But woe unto the one who fails to seal the deal.
Think about how much ridicule Michael Jordan risked when he struck the pose, his right hand frozen in salute even before his game-winning shot dropped in the closing seconds and sucked the life out of the Utah Jazz in Game 6 of the 1998 NBA Finals.
Or how about the iconic photo of Muhammad Ali standing over a fallen Sonny Liston? Before that fight 40 years ago, some people feared Liston might exact revenge for his loss in their first match by trying to kill his brash young opponent. But Ali dropped him and then, instead of heading for a neutral corner to pray that Liston wouldn’t get up, he stood there, right fist cocked defiantly and screamed, “Get up and fight, sucker!”
That’s what Jacobellis tried to do in the Olympic women’s snowboardcross Friday.

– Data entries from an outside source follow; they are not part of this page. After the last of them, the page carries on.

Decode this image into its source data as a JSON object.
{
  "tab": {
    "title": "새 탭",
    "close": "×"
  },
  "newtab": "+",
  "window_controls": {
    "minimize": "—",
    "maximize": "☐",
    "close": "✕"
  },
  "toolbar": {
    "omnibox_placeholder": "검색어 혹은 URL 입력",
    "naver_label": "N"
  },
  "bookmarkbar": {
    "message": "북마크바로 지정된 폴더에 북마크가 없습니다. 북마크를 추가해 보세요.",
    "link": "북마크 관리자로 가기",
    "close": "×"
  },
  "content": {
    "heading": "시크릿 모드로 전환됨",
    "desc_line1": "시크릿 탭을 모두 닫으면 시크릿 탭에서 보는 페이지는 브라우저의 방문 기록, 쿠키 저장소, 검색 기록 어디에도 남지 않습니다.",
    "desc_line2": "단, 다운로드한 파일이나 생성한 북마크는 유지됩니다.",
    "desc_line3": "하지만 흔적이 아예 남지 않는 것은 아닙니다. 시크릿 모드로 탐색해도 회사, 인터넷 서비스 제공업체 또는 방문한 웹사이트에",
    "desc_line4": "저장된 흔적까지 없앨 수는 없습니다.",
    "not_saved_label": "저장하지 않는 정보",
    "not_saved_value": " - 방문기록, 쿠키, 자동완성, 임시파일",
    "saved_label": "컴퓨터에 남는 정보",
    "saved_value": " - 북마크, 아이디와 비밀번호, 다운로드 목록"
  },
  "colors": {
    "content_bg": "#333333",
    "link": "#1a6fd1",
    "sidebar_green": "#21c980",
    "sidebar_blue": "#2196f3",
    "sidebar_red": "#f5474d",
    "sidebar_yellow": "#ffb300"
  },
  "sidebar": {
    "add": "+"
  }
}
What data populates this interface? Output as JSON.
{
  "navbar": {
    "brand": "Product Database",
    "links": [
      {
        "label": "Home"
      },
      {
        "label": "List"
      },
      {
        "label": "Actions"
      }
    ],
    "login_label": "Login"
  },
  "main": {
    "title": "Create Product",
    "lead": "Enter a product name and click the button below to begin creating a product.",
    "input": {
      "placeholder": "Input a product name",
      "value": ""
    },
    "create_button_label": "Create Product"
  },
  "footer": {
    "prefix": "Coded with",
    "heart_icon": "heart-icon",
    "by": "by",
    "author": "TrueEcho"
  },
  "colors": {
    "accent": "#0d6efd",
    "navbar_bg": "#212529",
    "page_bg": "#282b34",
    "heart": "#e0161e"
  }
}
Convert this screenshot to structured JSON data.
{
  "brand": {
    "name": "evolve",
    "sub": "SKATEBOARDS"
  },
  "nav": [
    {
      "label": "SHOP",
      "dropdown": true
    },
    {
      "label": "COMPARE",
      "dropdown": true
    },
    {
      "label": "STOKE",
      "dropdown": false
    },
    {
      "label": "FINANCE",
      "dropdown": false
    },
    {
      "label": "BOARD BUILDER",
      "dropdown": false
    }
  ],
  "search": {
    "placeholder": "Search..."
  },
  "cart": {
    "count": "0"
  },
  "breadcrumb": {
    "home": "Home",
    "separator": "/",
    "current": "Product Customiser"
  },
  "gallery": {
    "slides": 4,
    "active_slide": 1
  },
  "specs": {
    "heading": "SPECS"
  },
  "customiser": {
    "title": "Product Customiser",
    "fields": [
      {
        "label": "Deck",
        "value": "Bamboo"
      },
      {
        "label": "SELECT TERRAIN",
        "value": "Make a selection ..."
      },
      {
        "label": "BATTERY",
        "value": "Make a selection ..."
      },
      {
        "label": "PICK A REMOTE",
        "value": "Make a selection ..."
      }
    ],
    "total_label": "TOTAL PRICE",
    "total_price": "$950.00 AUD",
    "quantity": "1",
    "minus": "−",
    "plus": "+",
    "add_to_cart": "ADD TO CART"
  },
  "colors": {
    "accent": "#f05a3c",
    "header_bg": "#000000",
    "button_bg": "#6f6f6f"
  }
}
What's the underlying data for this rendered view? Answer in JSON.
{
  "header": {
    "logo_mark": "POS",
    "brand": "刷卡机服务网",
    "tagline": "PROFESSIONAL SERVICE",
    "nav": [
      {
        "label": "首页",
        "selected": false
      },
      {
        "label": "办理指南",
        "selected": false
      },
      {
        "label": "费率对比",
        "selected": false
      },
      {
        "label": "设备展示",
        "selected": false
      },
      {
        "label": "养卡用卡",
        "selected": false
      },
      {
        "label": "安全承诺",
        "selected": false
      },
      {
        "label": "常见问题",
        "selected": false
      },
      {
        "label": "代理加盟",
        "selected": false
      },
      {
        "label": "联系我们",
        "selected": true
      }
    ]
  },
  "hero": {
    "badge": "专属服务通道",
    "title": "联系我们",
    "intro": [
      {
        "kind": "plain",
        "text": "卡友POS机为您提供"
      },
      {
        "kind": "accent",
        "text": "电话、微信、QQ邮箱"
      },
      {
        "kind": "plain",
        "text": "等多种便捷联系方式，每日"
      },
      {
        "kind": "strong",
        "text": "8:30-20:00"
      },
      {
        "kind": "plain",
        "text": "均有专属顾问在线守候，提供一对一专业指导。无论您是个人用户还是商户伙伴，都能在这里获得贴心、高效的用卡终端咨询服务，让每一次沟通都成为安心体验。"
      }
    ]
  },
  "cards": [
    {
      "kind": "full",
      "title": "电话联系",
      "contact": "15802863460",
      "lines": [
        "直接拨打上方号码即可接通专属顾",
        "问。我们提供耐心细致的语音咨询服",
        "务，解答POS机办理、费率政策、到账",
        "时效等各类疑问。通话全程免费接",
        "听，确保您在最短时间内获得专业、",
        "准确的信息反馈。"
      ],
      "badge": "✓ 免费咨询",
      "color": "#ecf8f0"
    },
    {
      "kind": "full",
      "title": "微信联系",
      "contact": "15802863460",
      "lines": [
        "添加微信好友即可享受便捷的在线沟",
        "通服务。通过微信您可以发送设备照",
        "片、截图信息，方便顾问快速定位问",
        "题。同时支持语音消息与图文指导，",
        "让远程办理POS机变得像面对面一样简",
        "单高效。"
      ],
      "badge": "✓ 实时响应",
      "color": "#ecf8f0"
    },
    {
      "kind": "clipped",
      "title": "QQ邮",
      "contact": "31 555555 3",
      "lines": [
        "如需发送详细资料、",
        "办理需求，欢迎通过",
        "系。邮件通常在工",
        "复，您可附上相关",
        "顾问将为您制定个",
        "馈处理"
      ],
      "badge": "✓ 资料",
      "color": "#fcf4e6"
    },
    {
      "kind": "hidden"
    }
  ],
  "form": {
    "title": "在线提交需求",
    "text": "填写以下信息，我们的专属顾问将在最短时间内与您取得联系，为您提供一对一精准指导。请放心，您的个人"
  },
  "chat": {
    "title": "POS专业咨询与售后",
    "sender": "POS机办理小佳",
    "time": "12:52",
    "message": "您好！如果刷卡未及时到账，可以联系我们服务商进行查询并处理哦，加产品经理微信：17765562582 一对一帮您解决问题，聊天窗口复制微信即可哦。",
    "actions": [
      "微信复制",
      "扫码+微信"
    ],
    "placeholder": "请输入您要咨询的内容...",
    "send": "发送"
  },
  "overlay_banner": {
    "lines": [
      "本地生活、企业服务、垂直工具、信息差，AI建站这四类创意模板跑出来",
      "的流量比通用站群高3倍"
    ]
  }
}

It’s known as showing off, showboating, throwing down, flaunting, taunting, hot-dogging and a dozen other names. In this case, Jacobellis’ final big-air bonanza was intended as a parting gift, something for all those people who sat, whistled and stomped their feet in a shivering grandstand for hours to remember her and her sport by.
It’s just that after failing to pull it off, Jacobellis wouldn’t admit even trying.
One moment, the 20-year-old star was on her way to a gold medal, well clear of her three rivals, taking off on the next-to-last jump in the sport’s first-ever Olympic final. And in the next moment, Jacobellis lay sprawled in the snow, one of those “this-can’t-be-happening!” moments that occur only once in a lifetime.
The question she answered over and over Friday, to nobody’s satisfaction ultimately but her own, is what happened in between.
“I was trying to, you know, keep my board under me, but after a while, you know, your legs get so tired. I just tried to grab it to keep my body stabilized. But,” Jacobellis added, finally gathering herself, “it didn’t work out.”
She went a little further a few hours later during a conference call — “I was having fun and that’s what snowboarding is,” Jacobellis said — but still wouldn’t fess up.
Attempting what’s called a “backside method” on that next-to-last jump, Jacobellis reached back to grab her board, tugged too hard and pulled it too far behind her. Upon landing, she caught an edge and tumbled, then scrambled back to her feet and made it to the finish line in just enough time to win a silver.
Looking on from just behind the finish line, Seth Westcott, the U.S. men’s team snowboardcrosser who won the gold just a day earlier, was wrestling with mixed emotions. His girlfriend just happens to be Switzerland’s Tanja Frieden, who sped past Jacobellis for the gold.
See Olympic athletes crash and tumble on snow and ice.